Return each line of the entries that holds the string "JSON".

Element data from apps and pages
◇ ◇ ◇ ◇
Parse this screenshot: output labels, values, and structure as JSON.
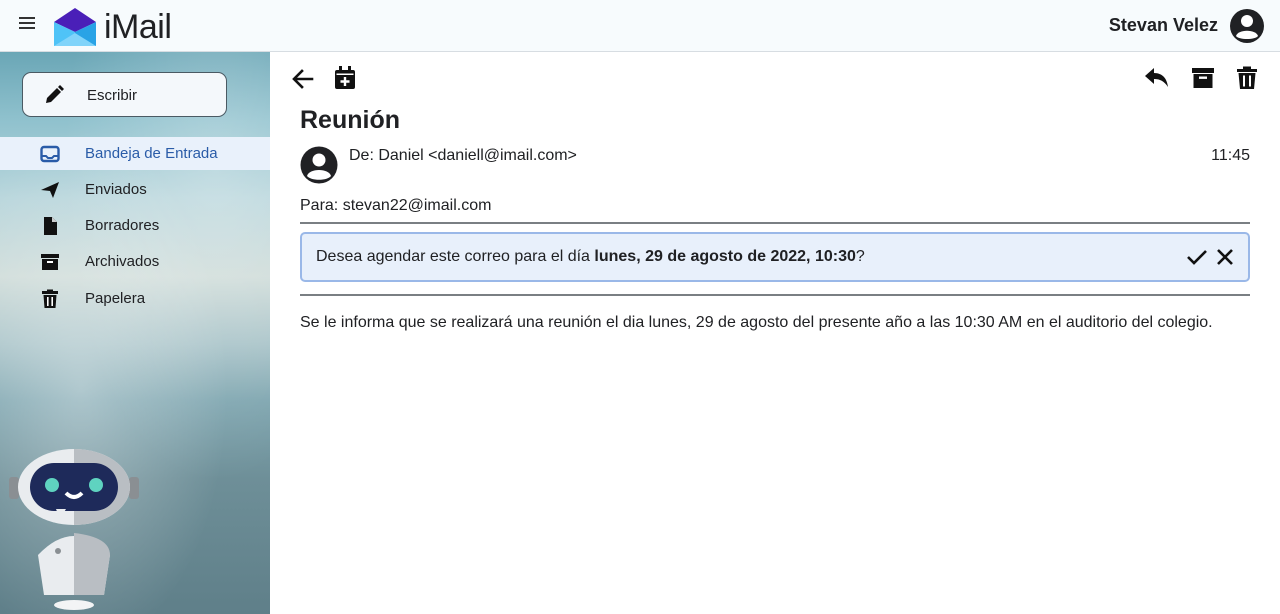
{
  "app": {
    "name": "iMail"
  },
  "user": {
    "name": "Stevan Velez"
  },
  "sidebar": {
    "compose_label": "Escribir",
    "items": [
      {
        "label": "Bandeja de Entrada",
        "icon": "inbox-icon",
        "active": true
      },
      {
        "label": "Enviados",
        "icon": "send-icon",
        "active": false
      },
      {
        "label": "Borradores",
        "icon": "draft-icon",
        "active": false
      },
      {
        "label": "Archivados",
        "icon": "archive-icon",
        "active": false
      },
      {
        "label": "Papelera",
        "icon": "trash-icon",
        "active": false
      }
    ]
  },
  "email": {
    "subject": "Reunión",
    "from": "De: Daniel <daniell@imail.com>",
    "time": "11:45",
    "to": "Para: stevan22@imail.com",
    "schedule_prompt": {
      "prefix": "Desea agendar este correo para el día ",
      "date": "lunes, 29 de agosto de 2022, 10:30",
      "suffix": "?"
    },
    "body": "Se le informa que se realizará una reunión el dia lunes, 29 de agosto del presente año a las 10:30 AM en el auditorio del colegio."
  },
  "colors": {
    "accent": "#2a5ca8",
    "banner_bg": "#e8f0fb",
    "banner_border": "#9ab8e8"
  }
}
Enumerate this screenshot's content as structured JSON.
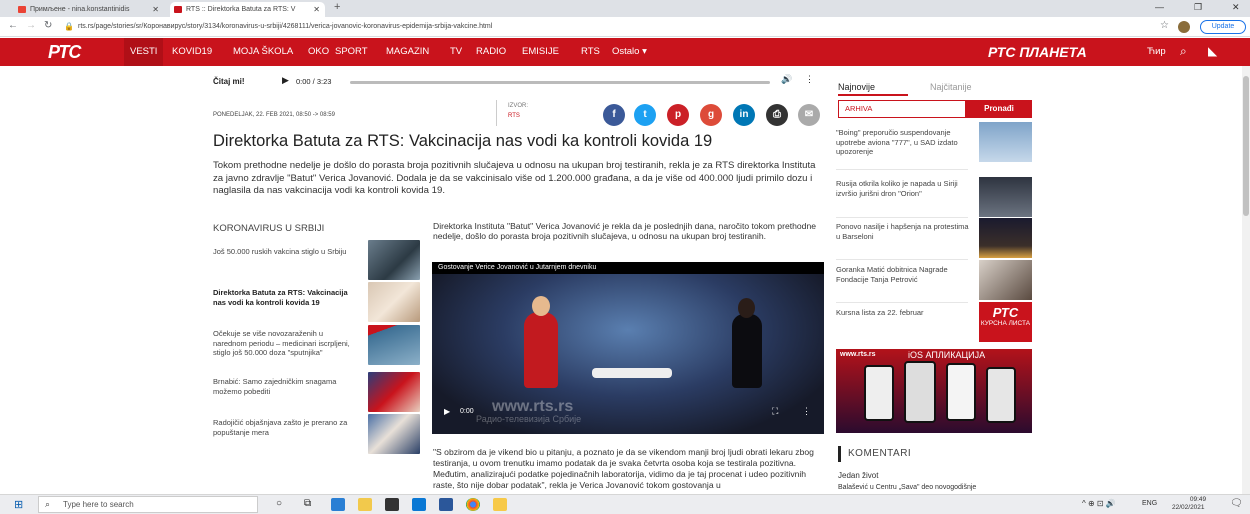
{
  "browser": {
    "tabs": [
      {
        "label": "Примљене - nina.konstantinidis",
        "close": "✕"
      },
      {
        "label": "RTS :: Direktorka Batuta za RTS: V",
        "close": "✕"
      }
    ],
    "new_tab": "+",
    "url": "rts.rs/page/stories/sr/Коронавирус/story/3134/koronavirus-u-srbiji/4268111/verica-jovanovic-koronavirus-epidemija-srbija-vakcine.html",
    "update_label": "Update",
    "window_controls": {
      "minimize": "—",
      "restore": "❐",
      "close": "✕"
    }
  },
  "rts_nav": {
    "logo": "РТС",
    "items": [
      "VESTI",
      "KOVID19",
      "MOJA ŠKOLA",
      "OKO",
      "SPORT",
      "MAGAZIN",
      "TV",
      "RADIO",
      "EMISIJE",
      "RTS",
      "Ostalo ▾"
    ],
    "planeta": "РТС ПЛАНЕТА",
    "script_toggle": "Ћир"
  },
  "audio": {
    "label": "Čitaj mi!",
    "time": "0:00 / 3:23"
  },
  "article": {
    "date": "PONEDELJAK, 22. FEB 2021, 08:50 -> 08:59",
    "source_label": "IZVOR:",
    "source": "RTS",
    "title": "Direktorka Batuta za RTS: Vakcinacija nas vodi ka kontroli kovida 19",
    "lead": "Tokom prethodne nedelje je došlo do porasta broja pozitivnih slučajeva u odnosu na ukupan broj testiranih, rekla je za RTS direktorka Instituta za javno zdravlje \"Batut\" Verica Jovanović. Dodala je da se vakcinisalo više od 1.200.000 građana, a da je više od 400.000 ljudi primilo dozu i naglasila da nas vakcinacija vodi ka kontroli kovida 19.",
    "body1": "Direktorka Instituta \"Batut\" Verica Jovanović je rekla da je poslednjih dana, naročito tokom prethodne nedelje, došlo do porasta broja pozitivnih slučajeva, u odnosu na ukupan broj testiranih.",
    "video_caption": "Gostovanje Verice Jovanović u Jutarnjem dnevniku",
    "video_time": "0:00",
    "watermark": "www.rts.rs",
    "watermark2": "Радио-телевизија Србије",
    "body2": "\"S obzirom da je vikend bio u pitanju, a poznato je da se vikendom manji broj ljudi obrati lekaru zbog testiranja, u ovom trenutku imamo podatak da je svaka četvrta osoba koja se testirala pozitivna. Međutim, analizirajući podatke pojedinačnih laboratorija, vidimo da je taj procenat i udeo pozitivnih raste, što nije dobar podatak\", rekla je Verica Jovanović tokom gostovanja u"
  },
  "related": {
    "heading": "KORONAVIRUS U SRBIJI",
    "items": [
      "Još 50.000 ruskih vakcina stiglo u Srbiju",
      "Direktorka Batuta za RTS: Vakcinacija nas vodi ka kontroli kovida 19",
      "Očekuje se više novozaraženih u narednom periodu – medicinari iscrpljeni, stiglo još 50.000 doza \"sputnjika\"",
      "Brnabić: Samo zajedničkim snagama možemo pobediti",
      "Radojičić objašnjava zašto je prerano za popuštanje mera"
    ]
  },
  "sidebar": {
    "tabs": [
      "Najnovije",
      "Najčitanije"
    ],
    "search_placeholder": "ARHIVA",
    "search_button": "Pronađi",
    "news": [
      "\"Boing\" preporučio suspendovanje upotrebe aviona \"777\", u SAD izdato upozorenje",
      "Rusija otkrila koliko je napada u Siriji izvršio jurišni dron \"Orion\"",
      "Ponovo nasilje i hapšenja na protestima u Barseloni",
      "Goranka Matić dobitnica Nagrade Fondacije Tanja Petrović",
      "Kursna lista za 22. februar"
    ],
    "kursna_badge": "КУРСНА ЛИСТА",
    "ios_site": "www.rts.rs",
    "ios_title": "iOS АПЛИКАЦИЈА",
    "comments_heading": "KOMENTARI",
    "comment_author": "Jedan život",
    "comment_text": "Balašević u Centru „Sava\" deo novogodišnje"
  },
  "taskbar": {
    "search_placeholder": "Type here to search",
    "lang": "ENG",
    "time": "09:49",
    "date": "22/02/2021"
  }
}
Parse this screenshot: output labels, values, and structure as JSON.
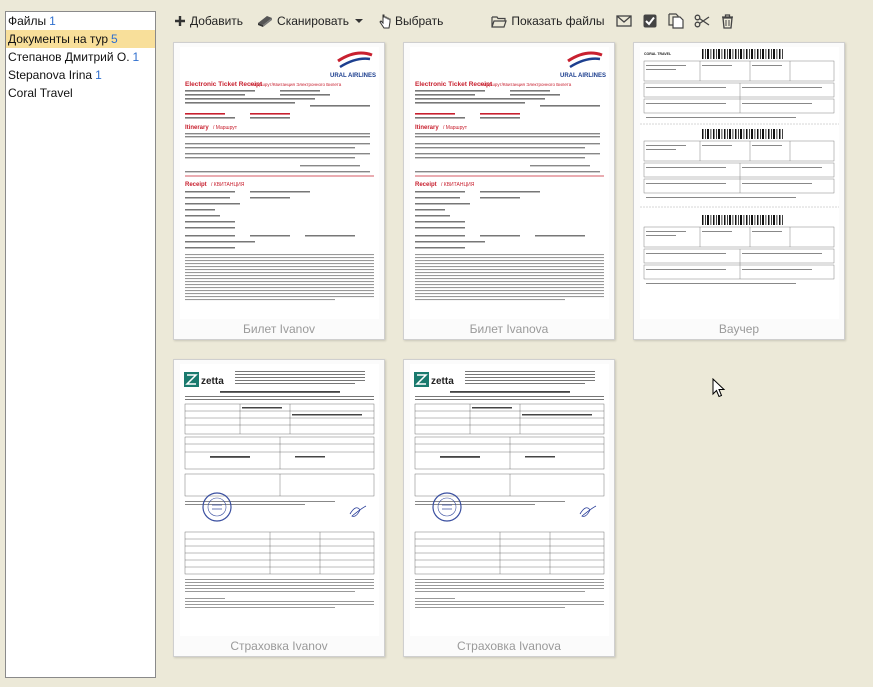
{
  "tree": {
    "items": [
      {
        "label": "Файлы",
        "count": "1"
      },
      {
        "label": "Документы на тур",
        "count": "5",
        "selected": true
      },
      {
        "label": "Степанов Дмитрий О.",
        "count": "1"
      },
      {
        "label": "Stepanova Irina",
        "count": "1"
      },
      {
        "label": "Coral Travel",
        "count": ""
      }
    ]
  },
  "toolbar": {
    "add_label": "Добавить",
    "scan_label": "Сканировать",
    "select_label": "Выбрать",
    "show_files_label": "Показать файлы"
  },
  "cards": [
    {
      "caption": "Билет Ivanov",
      "kind": "ticket",
      "doc": {
        "title": "Electronic Ticket Receipt",
        "title_ru": "/ Маршрут/Квитанция Электронного Билета",
        "brand": "URAL AIRLINES",
        "itinerary": "Itinerary",
        "itinerary_ru": "/ Маршрут",
        "receipt": "Receipt",
        "receipt_ru": "/ КВИТАНЦИЯ"
      }
    },
    {
      "caption": "Билет Ivanova",
      "kind": "ticket",
      "doc": {
        "title": "Electronic Ticket Receipt",
        "title_ru": "/ Маршрут/Квитанция Электронного Билета",
        "brand": "URAL AIRLINES",
        "itinerary": "Itinerary",
        "itinerary_ru": "/ Маршрут",
        "receipt": "Receipt",
        "receipt_ru": "/ КВИТАНЦИЯ"
      }
    },
    {
      "caption": "Ваучер",
      "kind": "voucher",
      "doc": {
        "brand": "CORAL TRAVEL"
      }
    },
    {
      "caption": "Страховка Ivanov",
      "kind": "insurance",
      "doc": {
        "brand": "zetta"
      }
    },
    {
      "caption": "Страховка Ivanova",
      "kind": "insurance",
      "doc": {
        "brand": "zetta"
      }
    }
  ],
  "colors": {
    "selected_bg": "#f8df9a",
    "count_blue": "#2f6fce",
    "ticket_red": "#c8202f",
    "ural_blue": "#1d3f8f"
  }
}
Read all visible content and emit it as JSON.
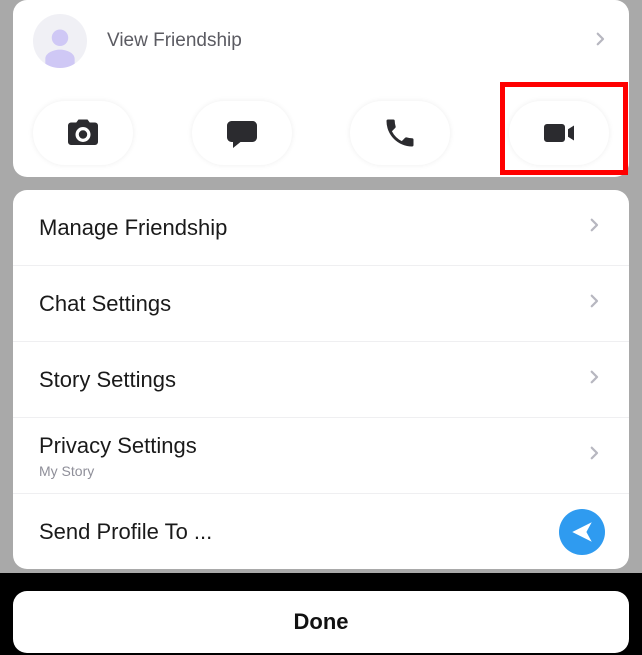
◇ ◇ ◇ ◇
* FINISHED TASK:
Parse this screenshot: output labels, values, and structure as JSON.
Enumerate this screenshot's content as structured JSON.
Parse this screenshot: output labels, values, and structure as JSON.
Read all visible content and emit it as JSON.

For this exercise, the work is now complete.